The unilateral step prompted Egypt’s then president, Mohamed Morsi, to say that while he wanted to avoid a war over the world’s longest river, he would not allow his country’s water supply to be endangered by the dam.
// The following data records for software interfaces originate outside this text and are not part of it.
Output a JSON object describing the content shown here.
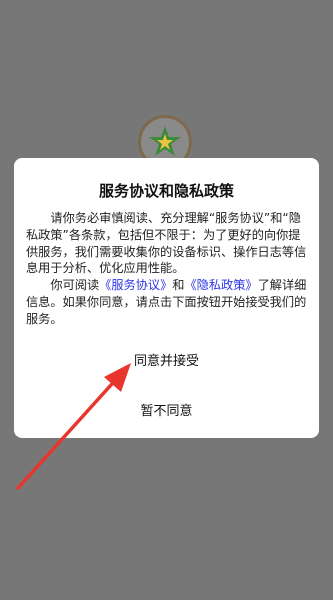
{
  "dialog": {
    "title": "服务协议和隐私政策",
    "para1": "请你务必审慎阅读、充分理解“服务协议”和“隐私政策”各条款，包括但不限于：为了更好的向你提供服务，我们需要收集你的设备标识、操作日志等信息用于分析、优化应用性能。",
    "para2_prefix": "你可阅读",
    "service_link": "《服务协议》",
    "para2_and": "和",
    "privacy_link": "《隐私政策》",
    "para2_suffix": "了解详细信息。如果你同意，请点击下面按钮开始接受我们的服务。",
    "agree_button": "同意并接受",
    "disagree_button": "暂不同意"
  },
  "colors": {
    "overlay": "#777777",
    "link": "#2a35e6",
    "annotation_arrow": "#e8362e"
  },
  "icons": {
    "splash_logo": "star-leaf-logo",
    "annotation": "red-arrow-annotation"
  }
}
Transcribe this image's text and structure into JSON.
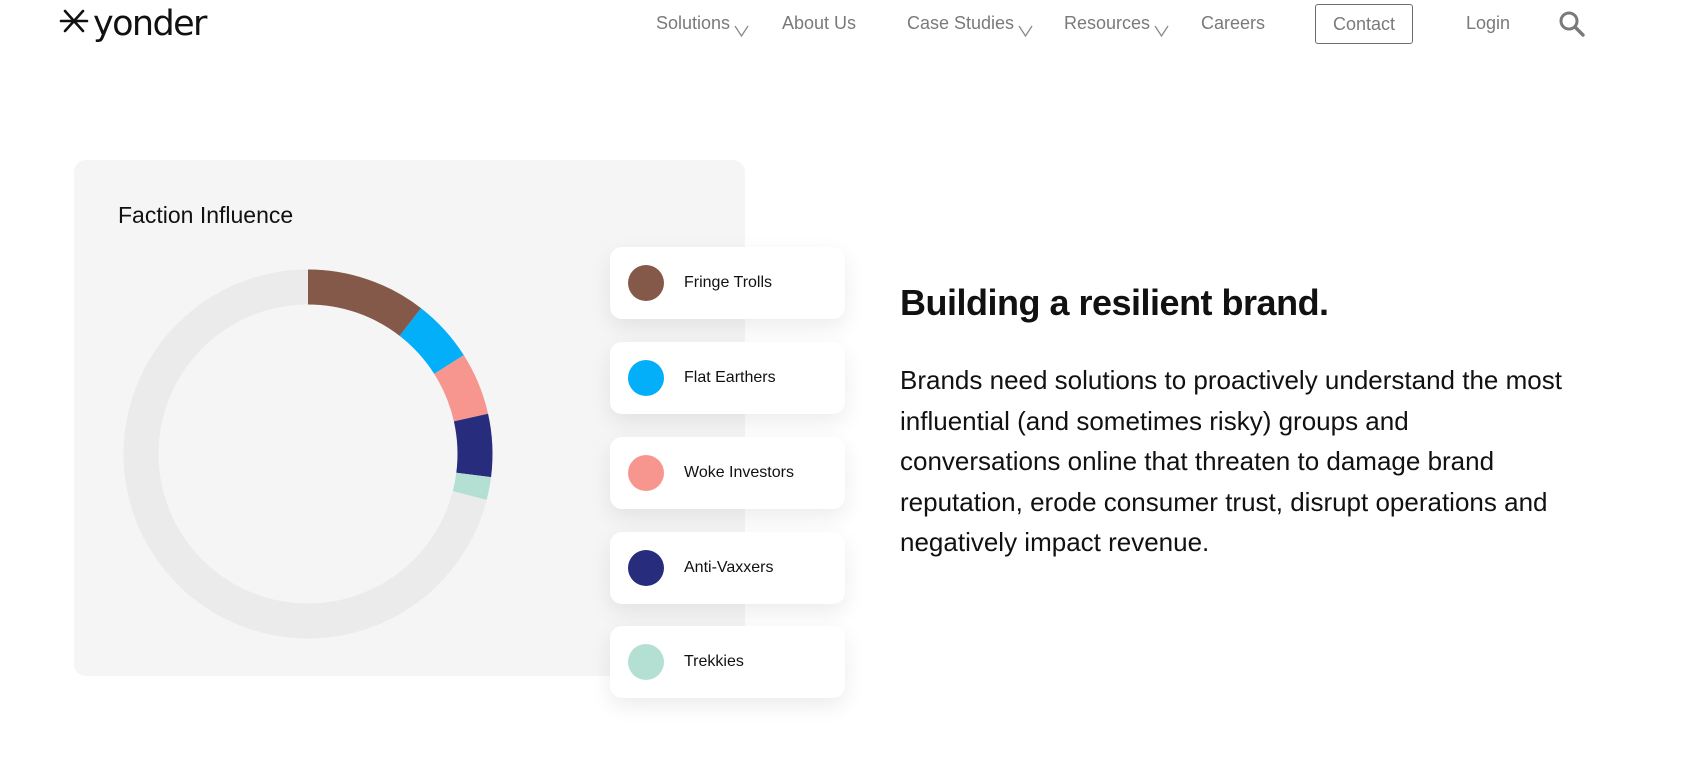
{
  "brand": {
    "name": "yonder"
  },
  "nav": {
    "items": [
      {
        "label": "Solutions",
        "has_dropdown": true
      },
      {
        "label": "About Us",
        "has_dropdown": false
      },
      {
        "label": "Case Studies",
        "has_dropdown": true
      },
      {
        "label": "Resources",
        "has_dropdown": true
      },
      {
        "label": "Careers",
        "has_dropdown": false
      }
    ],
    "contact_label": "Contact",
    "login_label": "Login",
    "search_icon": "search-icon"
  },
  "card": {
    "title": "Faction Influence"
  },
  "chart_data": {
    "type": "pie",
    "title": "Faction Influence",
    "variant": "donut-partial",
    "track_color": "#ebebeb",
    "start_angle_deg": 0,
    "unit": "percent_of_full_circle",
    "slices": [
      {
        "label": "Fringe Trolls",
        "value": 10.5,
        "color": "#85594a"
      },
      {
        "label": "Flat Earthers",
        "value": 5.5,
        "color": "#04affa"
      },
      {
        "label": "Woke Investors",
        "value": 5.5,
        "color": "#f6968f"
      },
      {
        "label": "Anti-Vaxxers",
        "value": 5.5,
        "color": "#272c7c"
      },
      {
        "label": "Trekkies",
        "value": 2.0,
        "color": "#b4e0d4"
      }
    ],
    "legend": "right"
  },
  "hero": {
    "heading": "Building a resilient brand.",
    "lines": [
      "Brands need solutions to proactively understand the most",
      "influential (and sometimes risky) groups and",
      "conversations online that threaten to damage brand",
      "reputation, erode consumer trust, disrupt operations and",
      "negatively impact revenue."
    ]
  }
}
At the height of the tensions, Ethiopian politicians were overheard in a TV broadcast proposing to take military action over the dam.
Ethiopia now wants to replace a 1929 treaty, written by the region’s British former colonial masters, that awarded veto power over any upstream projects on the Nile to Egypt.
Mr Morsi’s successor signed the deal yesterday but added that Egyptians still feared the potential impact of the dam.
Mr el-Sissi said: “The Renaissance Dam project represents a source of development for the millions of Ethiopia’s citizens through producing green and sustainable energy, but for their brothers living on the banks of that very Nile in Egypt, and who approximately equal them in numbers, it represents a source of concern and worry.
“This is because the Nile is their only source of water, in fact their source of life.”
Egypt’s National Planning Institute estimates the country’s population will reach 150 million by 2050, meaning it will need an additional 21 billion cubic metres of water per year to meet its projected demands.
Ethiopia says the dam will eventually provide 6,000 megawatts when it is completed in 2017, and that the Blue Nile will be allowed to resume its natural course. Other upstream Nile basin countries have given their backing to Ethiopia’s stance, including Rwanda, Tanzania, Uganda, Kenya and Burundi.